She believes that Africans must begin to take pride in the capacity they have to pull through various socio-economic problems and efforts must be made to support those structures that are inherently African.
Communities must continue to uphold the structures that lift others. The extended family system must continue to play the ‘brother’s keeper’ roles Africans are known for. The capitalist focus on wealth must begin to give way to love and caring for each other. We must continue to care about having those that can always receive help from us.
Dr. Okonjo-Iweala feels that the social distancing may not work very well because structurally, the urbanisation in African cities has affected living conditions. There are slum clusters that force large groups to live very close to each other and a transportation system that is often not very well planned for safety should be a concern and needs to be better planned.
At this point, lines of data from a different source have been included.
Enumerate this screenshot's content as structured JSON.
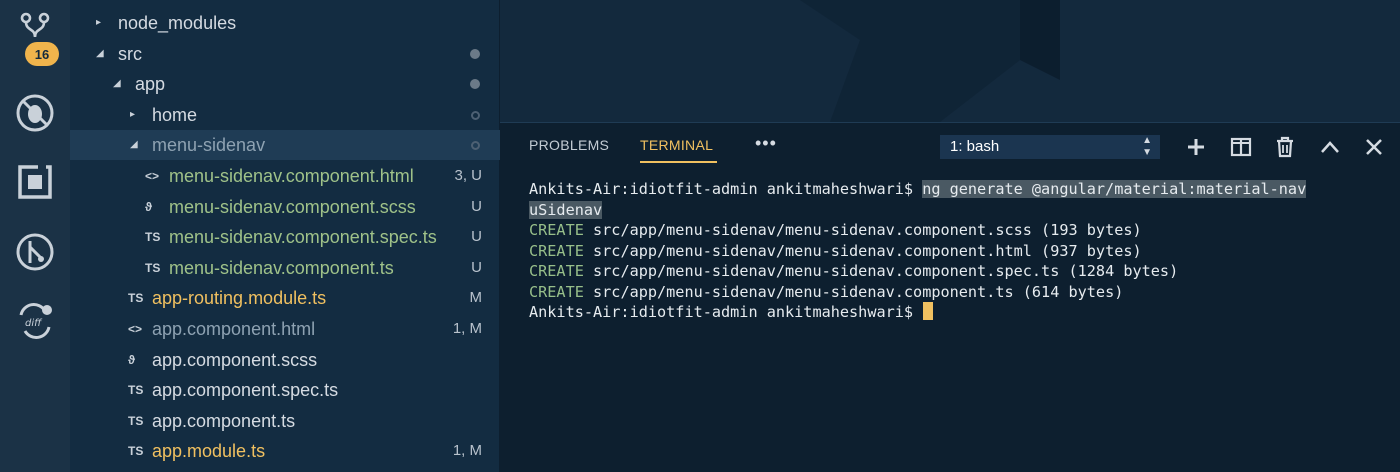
{
  "activity_bar": {
    "scm_badge": "16",
    "icons": [
      "source-control-icon",
      "debug-icon",
      "extensions-icon",
      "gitlens-icon",
      "diff-icon"
    ]
  },
  "explorer": {
    "rows": [
      {
        "label": "node_modules",
        "twisty": "▸",
        "icon": "",
        "status": "",
        "dot": ""
      },
      {
        "label": "src",
        "twisty": "◢",
        "icon": "",
        "status": "",
        "dot": "filled"
      },
      {
        "label": "app",
        "twisty": "◢",
        "icon": "",
        "status": "",
        "dot": "filled"
      },
      {
        "label": "home",
        "twisty": "▸",
        "icon": "",
        "status": "",
        "dot": "hollow"
      },
      {
        "label": "menu-sidenav",
        "twisty": "◢",
        "icon": "",
        "status": "",
        "dot": "hollow"
      },
      {
        "label": "menu-sidenav.component.html",
        "twisty": "",
        "icon": "<>",
        "status": "3, U",
        "dot": ""
      },
      {
        "label": "menu-sidenav.component.scss",
        "twisty": "",
        "icon": "ϑ",
        "status": "U",
        "dot": ""
      },
      {
        "label": "menu-sidenav.component.spec.ts",
        "twisty": "",
        "icon": "TS",
        "status": "U",
        "dot": ""
      },
      {
        "label": "menu-sidenav.component.ts",
        "twisty": "",
        "icon": "TS",
        "status": "U",
        "dot": ""
      },
      {
        "label": "app-routing.module.ts",
        "twisty": "",
        "icon": "TS",
        "status": "M",
        "dot": ""
      },
      {
        "label": "app.component.html",
        "twisty": "",
        "icon": "<>",
        "status": "1, M",
        "dot": ""
      },
      {
        "label": "app.component.scss",
        "twisty": "",
        "icon": "ϑ",
        "status": "",
        "dot": ""
      },
      {
        "label": "app.component.spec.ts",
        "twisty": "",
        "icon": "TS",
        "status": "",
        "dot": ""
      },
      {
        "label": "app.component.ts",
        "twisty": "",
        "icon": "TS",
        "status": "",
        "dot": ""
      },
      {
        "label": "app.module.ts",
        "twisty": "",
        "icon": "TS",
        "status": "1, M",
        "dot": ""
      }
    ]
  },
  "panel": {
    "tabs": [
      {
        "label": "PROBLEMS",
        "active": false
      },
      {
        "label": "TERMINAL",
        "active": true
      }
    ],
    "more_label": "•••",
    "terminal_select": "1: bash",
    "terminal_lines": [
      {
        "prompt": "Ankits-Air:idiotfit-admin ankitmaheshwari$ ",
        "command": "ng generate @angular/material:material-nav"
      },
      {
        "prompt": "",
        "command": "uSidenav"
      },
      {
        "create": "CREATE",
        "text": " src/app/menu-sidenav/menu-sidenav.component.scss (193 bytes)"
      },
      {
        "create": "CREATE",
        "text": " src/app/menu-sidenav/menu-sidenav.component.html (937 bytes)"
      },
      {
        "create": "CREATE",
        "text": " src/app/menu-sidenav/menu-sidenav.component.spec.ts (1284 bytes)"
      },
      {
        "create": "CREATE",
        "text": " src/app/menu-sidenav/menu-sidenav.component.ts (614 bytes)"
      },
      {
        "prompt": "Ankits-Air:idiotfit-admin ankitmaheshwari$ ",
        "cursor": true
      }
    ]
  },
  "colors": {
    "accent": "#f0c060",
    "create_green": "#97bf8a",
    "untracked_green": "#9fc289",
    "modified_yellow": "#f0c060",
    "panel_bg": "#0d1f2f",
    "sidebar_bg": "#132c41"
  }
}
Africa must accelerate the start of the Africa Free Trade Agreement (AFTA) in ways that can help the continent economically after the pandemic. The countries must come together to discuss areas of best competences in manufacturing and be able to trade freely amongst each other in ways that can see more independence on the outside world. A situation where more than 90% of pharmaceuticals are from China, India and the rest of the world would continue to drain the resources of Africans. Borders must be made accessible to trade to avoid instances of huge inter-continental shipping costs even above other continents.
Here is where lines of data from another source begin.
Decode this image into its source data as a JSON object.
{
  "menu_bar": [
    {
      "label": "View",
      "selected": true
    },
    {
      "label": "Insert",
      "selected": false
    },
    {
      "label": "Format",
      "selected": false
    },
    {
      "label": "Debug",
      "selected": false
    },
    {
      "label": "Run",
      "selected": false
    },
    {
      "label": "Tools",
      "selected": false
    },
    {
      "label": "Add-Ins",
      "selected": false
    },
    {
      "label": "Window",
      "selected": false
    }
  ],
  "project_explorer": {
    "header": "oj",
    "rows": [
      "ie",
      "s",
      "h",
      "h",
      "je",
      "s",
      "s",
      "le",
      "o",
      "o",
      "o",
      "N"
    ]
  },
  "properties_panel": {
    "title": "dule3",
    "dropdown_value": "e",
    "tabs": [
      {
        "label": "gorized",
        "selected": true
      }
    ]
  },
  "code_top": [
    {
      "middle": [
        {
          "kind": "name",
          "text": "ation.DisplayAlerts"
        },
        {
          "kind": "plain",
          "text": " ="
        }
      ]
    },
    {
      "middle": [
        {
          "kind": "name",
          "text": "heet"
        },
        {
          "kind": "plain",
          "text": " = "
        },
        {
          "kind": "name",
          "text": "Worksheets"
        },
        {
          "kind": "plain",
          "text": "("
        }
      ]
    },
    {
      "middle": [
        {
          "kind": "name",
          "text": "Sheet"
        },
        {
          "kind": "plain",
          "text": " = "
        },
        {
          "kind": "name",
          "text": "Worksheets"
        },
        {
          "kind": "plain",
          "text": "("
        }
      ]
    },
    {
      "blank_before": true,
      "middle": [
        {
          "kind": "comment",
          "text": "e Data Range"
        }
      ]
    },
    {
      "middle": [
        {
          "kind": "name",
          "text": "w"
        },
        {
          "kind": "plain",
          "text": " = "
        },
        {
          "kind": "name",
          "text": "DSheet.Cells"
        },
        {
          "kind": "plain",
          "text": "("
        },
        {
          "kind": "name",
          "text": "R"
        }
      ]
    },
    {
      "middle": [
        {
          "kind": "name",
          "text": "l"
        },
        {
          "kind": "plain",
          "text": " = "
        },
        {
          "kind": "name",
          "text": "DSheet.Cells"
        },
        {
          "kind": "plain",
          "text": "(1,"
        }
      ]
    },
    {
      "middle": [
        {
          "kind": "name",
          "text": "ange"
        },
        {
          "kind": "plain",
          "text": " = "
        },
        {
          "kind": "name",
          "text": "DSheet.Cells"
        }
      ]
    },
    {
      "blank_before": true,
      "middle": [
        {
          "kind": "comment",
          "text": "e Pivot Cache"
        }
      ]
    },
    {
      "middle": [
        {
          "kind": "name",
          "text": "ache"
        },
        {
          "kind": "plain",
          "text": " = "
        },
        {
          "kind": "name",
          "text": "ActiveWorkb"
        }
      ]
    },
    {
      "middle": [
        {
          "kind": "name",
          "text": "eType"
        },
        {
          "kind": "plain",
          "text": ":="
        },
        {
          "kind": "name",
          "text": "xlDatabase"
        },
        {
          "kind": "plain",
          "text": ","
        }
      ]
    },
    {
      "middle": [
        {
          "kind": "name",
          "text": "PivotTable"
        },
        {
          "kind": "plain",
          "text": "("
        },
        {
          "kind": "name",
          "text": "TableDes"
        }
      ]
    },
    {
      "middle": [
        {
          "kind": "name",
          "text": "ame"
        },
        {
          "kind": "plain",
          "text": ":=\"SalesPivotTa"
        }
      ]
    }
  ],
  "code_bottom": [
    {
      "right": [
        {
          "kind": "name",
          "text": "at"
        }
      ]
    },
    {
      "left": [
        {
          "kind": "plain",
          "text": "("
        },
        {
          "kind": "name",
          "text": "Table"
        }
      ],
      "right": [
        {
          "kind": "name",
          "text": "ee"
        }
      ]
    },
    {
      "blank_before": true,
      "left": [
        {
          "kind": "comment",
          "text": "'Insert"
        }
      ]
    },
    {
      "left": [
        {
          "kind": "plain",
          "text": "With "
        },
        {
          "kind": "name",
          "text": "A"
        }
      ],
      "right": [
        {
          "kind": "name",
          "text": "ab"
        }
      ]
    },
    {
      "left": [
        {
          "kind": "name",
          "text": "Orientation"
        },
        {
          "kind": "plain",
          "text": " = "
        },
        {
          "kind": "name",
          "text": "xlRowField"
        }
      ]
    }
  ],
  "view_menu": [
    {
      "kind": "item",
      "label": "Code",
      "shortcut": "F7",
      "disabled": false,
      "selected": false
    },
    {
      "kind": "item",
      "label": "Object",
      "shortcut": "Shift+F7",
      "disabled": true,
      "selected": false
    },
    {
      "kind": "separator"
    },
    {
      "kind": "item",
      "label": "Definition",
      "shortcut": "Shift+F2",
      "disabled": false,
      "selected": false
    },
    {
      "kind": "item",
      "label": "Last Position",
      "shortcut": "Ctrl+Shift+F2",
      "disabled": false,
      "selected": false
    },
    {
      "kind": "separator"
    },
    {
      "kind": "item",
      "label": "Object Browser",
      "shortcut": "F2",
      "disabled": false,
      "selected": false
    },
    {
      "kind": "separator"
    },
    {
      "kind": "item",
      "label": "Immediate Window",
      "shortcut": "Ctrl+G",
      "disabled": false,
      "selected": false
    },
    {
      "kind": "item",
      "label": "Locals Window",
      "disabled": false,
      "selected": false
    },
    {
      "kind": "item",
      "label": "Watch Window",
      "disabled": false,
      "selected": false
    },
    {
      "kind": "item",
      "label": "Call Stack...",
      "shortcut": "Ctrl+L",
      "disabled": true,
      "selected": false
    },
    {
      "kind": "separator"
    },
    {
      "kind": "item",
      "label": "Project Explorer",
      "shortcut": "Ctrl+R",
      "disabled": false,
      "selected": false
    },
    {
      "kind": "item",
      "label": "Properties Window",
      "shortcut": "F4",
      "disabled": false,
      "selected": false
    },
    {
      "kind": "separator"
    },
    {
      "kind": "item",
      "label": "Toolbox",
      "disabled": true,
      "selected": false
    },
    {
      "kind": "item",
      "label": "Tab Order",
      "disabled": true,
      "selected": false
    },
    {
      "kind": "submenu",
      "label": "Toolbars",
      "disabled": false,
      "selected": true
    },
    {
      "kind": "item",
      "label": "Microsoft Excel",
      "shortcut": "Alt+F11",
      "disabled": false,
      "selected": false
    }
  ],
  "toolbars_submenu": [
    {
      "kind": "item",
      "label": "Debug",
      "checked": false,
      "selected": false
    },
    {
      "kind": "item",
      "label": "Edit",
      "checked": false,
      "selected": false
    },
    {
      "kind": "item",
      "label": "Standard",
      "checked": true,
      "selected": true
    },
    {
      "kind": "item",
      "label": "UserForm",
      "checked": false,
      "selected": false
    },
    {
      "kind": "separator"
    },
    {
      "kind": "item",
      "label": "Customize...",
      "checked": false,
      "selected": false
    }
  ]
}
The Round Table believes that Nigerian being the most populous and economically vibrant economy on the continent must re-strategise for a post pandemic period. This period and the attendant socio-economic impact must provide food for thought and a revisit of policies. The lack of a reliable census figure and other statistical data has made it near impossible to trace the contacts of patients, distribute palliatives and generally trace criminals.
The general chaos in town planning and infrastructural deficit has made the social distancing order a near impossibility not out of refusal by the people but basically a result of either policy failure or lack of same in decades. The pandemic is not novel. There have been and there would continue to be pandemics and other health emergencies. A structural overhaul that would be in tune with cultural nuances might just be a very good plan for a post COVID-19 world.
A healthcare system that is wholly dependent on the outside world might continue to drain the resources of the country. Ngozi Okonjo-Iweala believes that if Senegal can manufacture a one dollar test kit, and many other African countries can manufacture some Personal Protective Equipment out of the exigencies of this period, other nations can do better.
Nigeria must begin to invest more in education and scientific research and begin a deliberate effort to support the SMEs and youthful entrepreneurs to integrate them into the modern tech world. The continent’s Central Banks must begin to be innovative and see ways to assist in the economic rejuvenation post-pandemic.
More than ever before, the inter-dependence of the human socio-economic chain has been exposed by this pandemic. It is, therefore, left for leaders to do the needful in support of all sectors for a more sustainable future with more investment in training the human capital. The greatest loss of the world at this time is the human capital and a recovery will be dependent on the surviving human capital that are well-equipped for the future.
Are we? The dialogue continues…